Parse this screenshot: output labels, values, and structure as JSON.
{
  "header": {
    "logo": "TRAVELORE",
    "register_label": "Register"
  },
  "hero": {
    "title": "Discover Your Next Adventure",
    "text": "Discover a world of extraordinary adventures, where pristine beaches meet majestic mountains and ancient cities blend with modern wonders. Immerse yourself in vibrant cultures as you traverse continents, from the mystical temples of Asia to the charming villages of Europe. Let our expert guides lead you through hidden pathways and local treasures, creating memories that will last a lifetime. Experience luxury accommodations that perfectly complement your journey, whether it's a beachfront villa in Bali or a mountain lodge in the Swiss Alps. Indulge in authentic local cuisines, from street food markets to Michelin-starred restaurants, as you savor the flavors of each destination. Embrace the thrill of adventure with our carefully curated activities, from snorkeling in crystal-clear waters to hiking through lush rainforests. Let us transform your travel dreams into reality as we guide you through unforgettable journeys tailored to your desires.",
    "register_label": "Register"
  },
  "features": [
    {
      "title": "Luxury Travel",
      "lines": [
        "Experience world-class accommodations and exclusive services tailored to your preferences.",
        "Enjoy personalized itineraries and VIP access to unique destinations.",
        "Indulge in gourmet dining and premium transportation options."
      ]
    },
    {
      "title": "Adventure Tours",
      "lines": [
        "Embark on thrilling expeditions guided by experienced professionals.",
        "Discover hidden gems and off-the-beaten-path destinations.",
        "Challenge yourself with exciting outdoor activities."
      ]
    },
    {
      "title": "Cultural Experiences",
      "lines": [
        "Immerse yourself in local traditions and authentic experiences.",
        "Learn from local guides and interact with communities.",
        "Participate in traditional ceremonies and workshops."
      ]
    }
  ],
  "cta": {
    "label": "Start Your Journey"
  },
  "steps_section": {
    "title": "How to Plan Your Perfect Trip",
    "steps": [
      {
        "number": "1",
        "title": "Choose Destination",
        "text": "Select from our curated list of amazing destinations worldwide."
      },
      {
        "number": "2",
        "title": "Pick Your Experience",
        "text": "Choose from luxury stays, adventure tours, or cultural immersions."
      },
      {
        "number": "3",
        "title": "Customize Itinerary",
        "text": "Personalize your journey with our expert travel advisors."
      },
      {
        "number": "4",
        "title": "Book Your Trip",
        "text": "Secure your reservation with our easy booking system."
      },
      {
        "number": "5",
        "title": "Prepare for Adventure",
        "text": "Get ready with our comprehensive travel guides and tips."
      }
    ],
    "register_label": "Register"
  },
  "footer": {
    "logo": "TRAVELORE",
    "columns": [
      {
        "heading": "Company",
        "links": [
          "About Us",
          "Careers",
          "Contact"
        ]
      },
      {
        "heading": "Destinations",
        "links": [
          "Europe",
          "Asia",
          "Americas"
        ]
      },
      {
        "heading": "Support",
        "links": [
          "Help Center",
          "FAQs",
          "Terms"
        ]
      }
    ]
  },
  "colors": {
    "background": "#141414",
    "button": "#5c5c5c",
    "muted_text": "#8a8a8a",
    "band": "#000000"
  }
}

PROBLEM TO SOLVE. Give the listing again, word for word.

PROBLEM SOLUTION.
Parse this screenshot: output labels, values, and structure as JSON.
{
  "header": {
    "logo": "TRAVELORE",
    "register_label": "Register"
  },
  "hero": {
    "title": "Discover Your Next Adventure",
    "text": "Discover a world of extraordinary adventures, where pristine beaches meet majestic mountains and ancient cities blend with modern wonders. Immerse yourself in vibrant cultures as you traverse continents, from the mystical temples of Asia to the charming villages of Europe. Let our expert guides lead you through hidden pathways and local treasures, creating memories that will last a lifetime. Experience luxury accommodations that perfectly complement your journey, whether it's a beachfront villa in Bali or a mountain lodge in the Swiss Alps. Indulge in authentic local cuisines, from street food markets to Michelin-starred restaurants, as you savor the flavors of each destination. Embrace the thrill of adventure with our carefully curated activities, from snorkeling in crystal-clear waters to hiking through lush rainforests. Let us transform your travel dreams into reality as we guide you through unforgettable journeys tailored to your desires.",
    "register_label": "Register"
  },
  "features": [
    {
      "title": "Luxury Travel",
      "lines": [
        "Experience world-class accommodations and exclusive services tailored to your preferences.",
        "Enjoy personalized itineraries and VIP access to unique destinations.",
        "Indulge in gourmet dining and premium transportation options."
      ]
    },
    {
      "title": "Adventure Tours",
      "lines": [
        "Embark on thrilling expeditions guided by experienced professionals.",
        "Discover hidden gems and off-the-beaten-path destinations.",
        "Challenge yourself with exciting outdoor activities."
      ]
    },
    {
      "title": "Cultural Experiences",
      "lines": [
        "Immerse yourself in local traditions and authentic experiences.",
        "Learn from local guides and interact with communities.",
        "Participate in traditional ceremonies and workshops."
      ]
    }
  ],
  "cta": {
    "label": "Start Your Journey"
  },
  "steps_section": {
    "title": "How to Plan Your Perfect Trip",
    "steps": [
      {
        "number": "1",
        "title": "Choose Destination",
        "text": "Select from our curated list of amazing destinations worldwide."
      },
      {
        "number": "2",
        "title": "Pick Your Experience",
        "text": "Choose from luxury stays, adventure tours, or cultural immersions."
      },
      {
        "number": "3",
        "title": "Customize Itinerary",
        "text": "Personalize your journey with our expert travel advisors."
      },
      {
        "number": "4",
        "title": "Book Your Trip",
        "text": "Secure your reservation with our easy booking system."
      },
      {
        "number": "5",
        "title": "Prepare for Adventure",
        "text": "Get ready with our comprehensive travel guides and tips."
      }
    ],
    "register_label": "Register"
  },
  "footer": {
    "logo": "TRAVELORE",
    "columns": [
      {
        "heading": "Company",
        "links": [
          "About Us",
          "Careers",
          "Contact"
        ]
      },
      {
        "heading": "Destinations",
        "links": [
          "Europe",
          "Asia",
          "Americas"
        ]
      },
      {
        "heading": "Support",
        "links": [
          "Help Center",
          "FAQs",
          "Terms"
        ]
      }
    ]
  },
  "colors": {
    "background": "#141414",
    "button": "#5c5c5c",
    "muted_text": "#8a8a8a",
    "band": "#000000"
  }
}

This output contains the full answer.